Front view of the National Archaeological Museum
The National Archaeological Museum was founded at the end of the nineteenth century to house and safeguard antiquities from all over Greece and to promote their historical, academic and artistic value to the world. The first Greek archaeological museum was established in 1829 by Prime Minister I. Kapodistrias and housed in the Aigina Orphanage. However, the transfer of the nation's capital from Nauplion to Athens and the increasing number of archaeological discoveries during the subsequent decades necessitated the creation of a purpose built archaeological museum in the new capital. Several plans and locations were proposed by Greek and foreign architects who were working on the reconstruction of Athens. The plans of L. Lange and P. Kalkos were approved and the museum was built on a plot donated by Eleni Tositsa. E. Ziller did the final landscaping. The Greek state, the Archaeological Society and Nikolaos Vernardakis, a wealthy expatriate in Russia, financed the project. The core of the building was completed in 1889; the east wing was added in 1903-1906, and architect G. Nomikos appended a two-storey annex on the east side of the main building in 1932-1939.

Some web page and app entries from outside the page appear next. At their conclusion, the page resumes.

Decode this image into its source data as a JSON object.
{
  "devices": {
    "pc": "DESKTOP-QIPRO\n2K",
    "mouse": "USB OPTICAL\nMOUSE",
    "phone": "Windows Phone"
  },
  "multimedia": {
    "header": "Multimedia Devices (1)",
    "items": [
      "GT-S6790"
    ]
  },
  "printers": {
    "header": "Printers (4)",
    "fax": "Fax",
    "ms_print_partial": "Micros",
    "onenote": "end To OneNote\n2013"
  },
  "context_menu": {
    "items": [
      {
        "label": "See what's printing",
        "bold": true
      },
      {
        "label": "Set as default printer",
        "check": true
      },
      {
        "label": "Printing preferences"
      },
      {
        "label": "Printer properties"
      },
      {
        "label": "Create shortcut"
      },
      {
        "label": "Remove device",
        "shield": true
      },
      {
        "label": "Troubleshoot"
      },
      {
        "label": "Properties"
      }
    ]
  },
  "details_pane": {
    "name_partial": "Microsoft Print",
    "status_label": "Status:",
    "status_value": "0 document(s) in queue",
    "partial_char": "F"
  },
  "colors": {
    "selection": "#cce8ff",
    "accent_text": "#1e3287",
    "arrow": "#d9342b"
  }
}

The transfer of antiquities to the museum began in 1874, after the completion of the west wing and during the construction of the central core. The most important finds from Greece had already been transferred to the museum by the time the main building was completed in 1889. The antiquities of the Archaeological Society were handed over by 1893. The collections were also enriched by important donations at this time, such as that of the Egyptian Collection of Ioannis Dimitriou in 1890.

The National Archaeological Museum was founded by presidential decree on August 9, 1893 (Greek Government Journal I, 152, 'On the organization of the National Archaeological Museum'). Its purpose was 'the study and teaching of the science of archaeology, the propagation of archaeological knowledge and the cultivation of a love for the Fine Arts'. Its collections were segregated into: Sculpture, Vases, Clay and Bronze Figurines and other Ancient Figurines made of various materials, Inscriptions, which later went to the Epigraphic Museum, Pre-Hellenic (the Mycenaean collection), and Egyptian. The museum was also equipped with conservation laboratories and a cast workshop.

With the declaration of the Second World War in 1939, the museum's antiquities were stored for safety in the museum itself, the vaults in the Bank of Greece and in natural grottos. At the end of the war, the museum's director Christos Karouzos undertook the re-exposition of the exhibits and the architect P. Karantinos remodeled the exhibition spaces. During that time the temporary display was limited to ten rooms of the east wing. Christos and Semni Karouzou completed the re-exposition in 1964, having created an exemplary display of the development of ancient Greek art from prehistory to the Roman period. The unique Greek collection of Egyptian antiquities was exhibited for the first time thirty years later, in 1994.